by Sudipta Bardhan-Quallen

It’s Picture Book Idea Month, and I’m going to give you a math lesson.

Who remembers high school math? A long time ago, we may have learned about combinations of variables. As we go through PiBoIdMo, we need to explore different combinations to discern the optimal result.

Now, you’re thinking, well, no kidding. How does that help me?

Aren’t you lucky? I’m going to tell you.

• Step One: Finding the Variables

If you are like me, you try to come up with picture book ideas as complete entities: a character with a specific problem/resolution. But just like in your manuscript drafts, your first idea isn’t necessarily your best idea, and it definitely doesn’t need to be your last idea. If you allow yourself the freedom to separate your idea into it’s entities, you might end up with something better.

Think of it this way: if you come up with 30 characters over the next month (let’s call this variable C) with 30 definite story outcomes (this variable will be O), all you have is 30 ideas to work with. On the other hand, if you have 30 characters, each of whom has 30 story outcomes, you have many more possible ideas to develop. Mathematically, the total number of combinations is represented by this formula:

Number of combinations = C x O

In this case, you end up with 30 x 30 = 900 story ideas at the end of PiBoIdMo. That’s accomplishing a lot, isn’t it?

Basically, separating your ideas into building blocks—into variables—allows you to have useful partial ideas. How many times have you realized that there really needs to be a book about a certain topic? Or come up with an adorable character for whom you can’t think up a story?

Write these down. Add them to your C and O lists. Every once in a while, look over the lists and see if there is a combination you see that resonates with you that was different than what you originally imagined. Allowing these partial ideas to have value takes a lot of pressure off you as a writer and creator. It is very hard to have a good idea every day! But just because something isn’t the perfect idea doesn’t mean you can’t make it work for you.

• Step Two: Expanding the Combinations

A good book has a main character and a primary plot. Many books, however, have secondary characters. Some books have secondary plots.
What if some of your PiBoIdMo ideas don’t work as stories because you came up with a secondary character or a plot?

Some books even have a pair of main characters (mash-up, anyone?) What if one of your character ideas would be four times as strong if you combine it with another character?

If you combine even more variables, you make your work go even further:

Number of story ideas with 2 characters = C x (C-1) x O = 30 x 29 x 30 = 26,100 ideas!

(and a secondary plot on top of this…you get the idea…)

Again, allowing yourself to have incomplete ideas gives you the freedom to pursue many more possibilities.

Obviously, some of the combinations that come out of this process are not going to work.

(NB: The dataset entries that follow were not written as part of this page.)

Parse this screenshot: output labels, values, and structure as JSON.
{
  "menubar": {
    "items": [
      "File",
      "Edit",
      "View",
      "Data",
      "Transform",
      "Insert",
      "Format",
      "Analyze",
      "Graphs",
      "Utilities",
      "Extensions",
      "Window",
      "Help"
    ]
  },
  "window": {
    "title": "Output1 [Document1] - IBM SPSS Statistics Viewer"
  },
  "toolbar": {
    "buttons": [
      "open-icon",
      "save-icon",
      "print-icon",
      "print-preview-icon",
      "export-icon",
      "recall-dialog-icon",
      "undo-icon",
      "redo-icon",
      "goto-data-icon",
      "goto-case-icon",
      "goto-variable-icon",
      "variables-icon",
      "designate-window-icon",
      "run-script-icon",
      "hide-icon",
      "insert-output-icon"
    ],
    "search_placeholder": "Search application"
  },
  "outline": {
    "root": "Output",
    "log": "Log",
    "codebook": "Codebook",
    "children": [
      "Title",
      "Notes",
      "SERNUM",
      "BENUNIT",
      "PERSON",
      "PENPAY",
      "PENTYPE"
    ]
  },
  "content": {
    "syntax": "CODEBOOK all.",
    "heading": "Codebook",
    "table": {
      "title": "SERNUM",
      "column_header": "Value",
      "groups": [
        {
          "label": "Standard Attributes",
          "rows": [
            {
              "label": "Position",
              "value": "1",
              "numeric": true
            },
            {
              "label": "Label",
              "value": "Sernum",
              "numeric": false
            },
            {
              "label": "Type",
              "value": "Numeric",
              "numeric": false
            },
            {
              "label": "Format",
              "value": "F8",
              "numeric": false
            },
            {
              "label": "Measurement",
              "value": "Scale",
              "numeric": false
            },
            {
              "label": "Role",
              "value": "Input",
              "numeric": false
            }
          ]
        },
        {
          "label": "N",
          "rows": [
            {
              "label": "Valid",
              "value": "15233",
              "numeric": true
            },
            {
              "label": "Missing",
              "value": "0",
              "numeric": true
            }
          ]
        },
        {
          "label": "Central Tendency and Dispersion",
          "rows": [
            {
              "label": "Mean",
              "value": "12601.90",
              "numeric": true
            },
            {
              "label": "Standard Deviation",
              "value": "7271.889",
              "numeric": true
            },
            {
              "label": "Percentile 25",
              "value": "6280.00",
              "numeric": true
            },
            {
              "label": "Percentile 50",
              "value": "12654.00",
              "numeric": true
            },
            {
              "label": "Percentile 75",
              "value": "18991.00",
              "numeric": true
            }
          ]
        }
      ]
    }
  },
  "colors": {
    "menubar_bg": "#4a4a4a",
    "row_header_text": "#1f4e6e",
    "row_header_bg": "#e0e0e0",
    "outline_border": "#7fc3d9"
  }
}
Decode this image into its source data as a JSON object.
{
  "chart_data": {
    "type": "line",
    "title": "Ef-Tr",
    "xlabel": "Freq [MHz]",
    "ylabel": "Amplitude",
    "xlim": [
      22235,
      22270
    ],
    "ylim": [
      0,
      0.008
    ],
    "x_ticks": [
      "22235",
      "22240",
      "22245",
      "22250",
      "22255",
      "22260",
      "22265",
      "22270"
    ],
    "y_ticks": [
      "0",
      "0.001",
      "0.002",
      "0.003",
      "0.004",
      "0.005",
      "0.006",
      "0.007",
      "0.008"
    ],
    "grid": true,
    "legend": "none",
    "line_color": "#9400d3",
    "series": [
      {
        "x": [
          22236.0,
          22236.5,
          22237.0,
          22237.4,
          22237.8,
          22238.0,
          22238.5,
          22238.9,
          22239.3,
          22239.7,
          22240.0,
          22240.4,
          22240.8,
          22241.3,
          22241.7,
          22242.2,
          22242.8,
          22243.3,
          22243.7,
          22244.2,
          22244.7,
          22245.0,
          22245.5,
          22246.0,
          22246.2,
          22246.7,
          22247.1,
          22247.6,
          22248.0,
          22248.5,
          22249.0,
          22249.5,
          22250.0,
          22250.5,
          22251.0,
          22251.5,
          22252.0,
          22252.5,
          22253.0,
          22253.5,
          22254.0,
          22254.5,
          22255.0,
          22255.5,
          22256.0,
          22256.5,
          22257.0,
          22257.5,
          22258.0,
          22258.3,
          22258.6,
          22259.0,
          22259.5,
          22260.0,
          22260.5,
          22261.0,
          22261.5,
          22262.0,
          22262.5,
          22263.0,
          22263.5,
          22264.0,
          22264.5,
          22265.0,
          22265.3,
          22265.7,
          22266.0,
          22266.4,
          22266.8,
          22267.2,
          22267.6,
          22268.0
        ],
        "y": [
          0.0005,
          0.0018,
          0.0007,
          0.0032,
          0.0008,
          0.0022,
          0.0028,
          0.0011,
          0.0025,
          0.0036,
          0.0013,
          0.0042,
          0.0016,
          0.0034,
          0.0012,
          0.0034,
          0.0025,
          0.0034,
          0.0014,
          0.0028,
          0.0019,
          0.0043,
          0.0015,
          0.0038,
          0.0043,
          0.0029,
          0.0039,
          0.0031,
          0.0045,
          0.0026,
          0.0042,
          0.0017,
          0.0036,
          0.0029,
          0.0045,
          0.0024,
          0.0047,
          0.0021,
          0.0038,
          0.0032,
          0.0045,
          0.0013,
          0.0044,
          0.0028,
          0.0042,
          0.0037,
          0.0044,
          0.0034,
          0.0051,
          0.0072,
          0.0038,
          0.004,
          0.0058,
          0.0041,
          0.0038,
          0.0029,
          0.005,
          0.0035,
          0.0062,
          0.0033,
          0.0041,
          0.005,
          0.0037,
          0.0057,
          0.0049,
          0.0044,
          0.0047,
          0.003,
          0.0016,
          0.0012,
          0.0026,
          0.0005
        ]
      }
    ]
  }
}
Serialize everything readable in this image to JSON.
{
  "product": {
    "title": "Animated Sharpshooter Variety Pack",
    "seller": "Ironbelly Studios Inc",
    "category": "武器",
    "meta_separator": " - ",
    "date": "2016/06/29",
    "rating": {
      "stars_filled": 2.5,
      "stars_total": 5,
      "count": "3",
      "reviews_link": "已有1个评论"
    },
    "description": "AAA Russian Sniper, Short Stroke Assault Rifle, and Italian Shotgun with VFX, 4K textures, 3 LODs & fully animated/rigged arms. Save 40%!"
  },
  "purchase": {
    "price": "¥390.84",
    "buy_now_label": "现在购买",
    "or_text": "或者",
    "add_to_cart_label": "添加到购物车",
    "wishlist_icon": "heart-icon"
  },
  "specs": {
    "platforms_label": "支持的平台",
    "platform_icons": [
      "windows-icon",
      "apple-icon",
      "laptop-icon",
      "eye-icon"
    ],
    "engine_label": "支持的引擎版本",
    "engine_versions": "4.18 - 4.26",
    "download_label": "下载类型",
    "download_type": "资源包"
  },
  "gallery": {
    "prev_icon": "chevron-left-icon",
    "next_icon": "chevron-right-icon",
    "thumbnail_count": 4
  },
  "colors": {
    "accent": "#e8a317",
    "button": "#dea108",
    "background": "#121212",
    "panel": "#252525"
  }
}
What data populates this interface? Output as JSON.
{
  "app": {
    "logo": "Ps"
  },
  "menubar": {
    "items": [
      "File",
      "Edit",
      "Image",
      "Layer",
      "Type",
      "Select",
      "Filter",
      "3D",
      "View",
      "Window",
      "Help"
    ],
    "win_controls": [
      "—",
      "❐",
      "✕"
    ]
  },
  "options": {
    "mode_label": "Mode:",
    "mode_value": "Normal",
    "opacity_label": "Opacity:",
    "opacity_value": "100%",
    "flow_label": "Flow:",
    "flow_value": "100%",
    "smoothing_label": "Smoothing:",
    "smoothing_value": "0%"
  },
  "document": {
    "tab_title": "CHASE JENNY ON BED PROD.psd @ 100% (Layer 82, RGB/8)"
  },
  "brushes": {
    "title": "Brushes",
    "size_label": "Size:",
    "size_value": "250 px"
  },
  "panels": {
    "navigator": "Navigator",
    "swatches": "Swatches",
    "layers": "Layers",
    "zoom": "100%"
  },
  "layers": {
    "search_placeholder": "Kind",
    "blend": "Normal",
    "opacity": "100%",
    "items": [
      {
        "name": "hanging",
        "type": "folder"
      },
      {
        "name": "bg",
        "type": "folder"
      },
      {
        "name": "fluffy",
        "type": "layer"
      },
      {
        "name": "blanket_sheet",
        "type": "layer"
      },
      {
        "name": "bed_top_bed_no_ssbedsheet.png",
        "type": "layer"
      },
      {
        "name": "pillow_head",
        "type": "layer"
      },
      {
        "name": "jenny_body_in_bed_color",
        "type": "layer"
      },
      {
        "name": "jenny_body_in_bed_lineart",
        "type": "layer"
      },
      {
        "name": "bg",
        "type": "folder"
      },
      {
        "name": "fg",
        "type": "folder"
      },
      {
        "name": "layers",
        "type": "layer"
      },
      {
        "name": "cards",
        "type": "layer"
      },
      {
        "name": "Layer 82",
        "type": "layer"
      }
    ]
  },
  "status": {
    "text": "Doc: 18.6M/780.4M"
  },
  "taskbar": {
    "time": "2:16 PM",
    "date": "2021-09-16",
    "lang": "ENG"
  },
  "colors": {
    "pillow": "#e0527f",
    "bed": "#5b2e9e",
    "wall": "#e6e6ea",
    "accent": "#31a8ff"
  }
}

So you really won’t have tens of thousands of ideas to sort through. But hopefully, you’ve picked up on the fact that I’m trying to encourage you to look at your work over this month in a different way.

Whenever you can have a complete story idea, that’s fabulous. Run with it. But don’t get frustrated if inspiration comes in drips and drops instead of a flowing stream. It’s all going to be valuable in the end.

• Step Three: The Idea Wheels

I want to leave you with something fun. I’ve asked you to take your building block story variables and consider them in various combinations. You could create a spreadsheet and be very orderly about it, but what I really want you do to is have fun with it and let the random ideas percolate through your brains. So I’m inviting you to create your own Idea Wheels.

There’s a great site called WheelDecide.com, where you can create your own wheels of fortune, if you will. You can create one wheel for your character ideas and another for your story outcomes. Then, spin away until the wheels hit upon something that really works for you. It’s visual and fun, and if nothing else, there’s a winner every time!

You are all just beginning your PiBoIdMo journey, and it will be a long month ahead. But I hope you stick with it—I bet you’ll come out on the other side with valuable starting points for writing. Good luck!

BONUS!
Last week, this blog hosted a double cover reveal for two of my upcoming picture books. In honor of the reveals, I held a book cover caption contest. It was not easy to pick the winner because there were so many captions that were great! But after careful consideration, on the basis that this caption works so well for BOTH covers, here is the winner:

“Is this as awkward for you as it is for me?”

Everyone, please put your hands together for Dawn Young! Dawn wins her choice of a signed copy of ORANGUTANGLED or SNORING BEAUTY! Yay!

And one more bonus…

BONUS: If you’d like more PiBoIdMo tips, pop over to my blog at NerdyChicksRule.com for a great post about knowing what your character wants.

Sudipta Bardhan-Quallen is an award-winning children’s book author whose books include Chicks Run Wild, Pirate Princess, Hampire!, and Quackenstein Hatches a Family. She visits schools around the country to talk about the craft of writing to children of all ages. “Every book is an autobiography” is a favorite saying of hers, and a big part of her message is that everyone, grownup or child, has a story that is interesting and compelling—if you can find the right words to tell it. Sudipta lives outside Philadelphia with her children and an imaginary pony named Penny. You can learn more about her and her books on her website www.sudipta.com or at her blog www.NerdyChicksRule.com.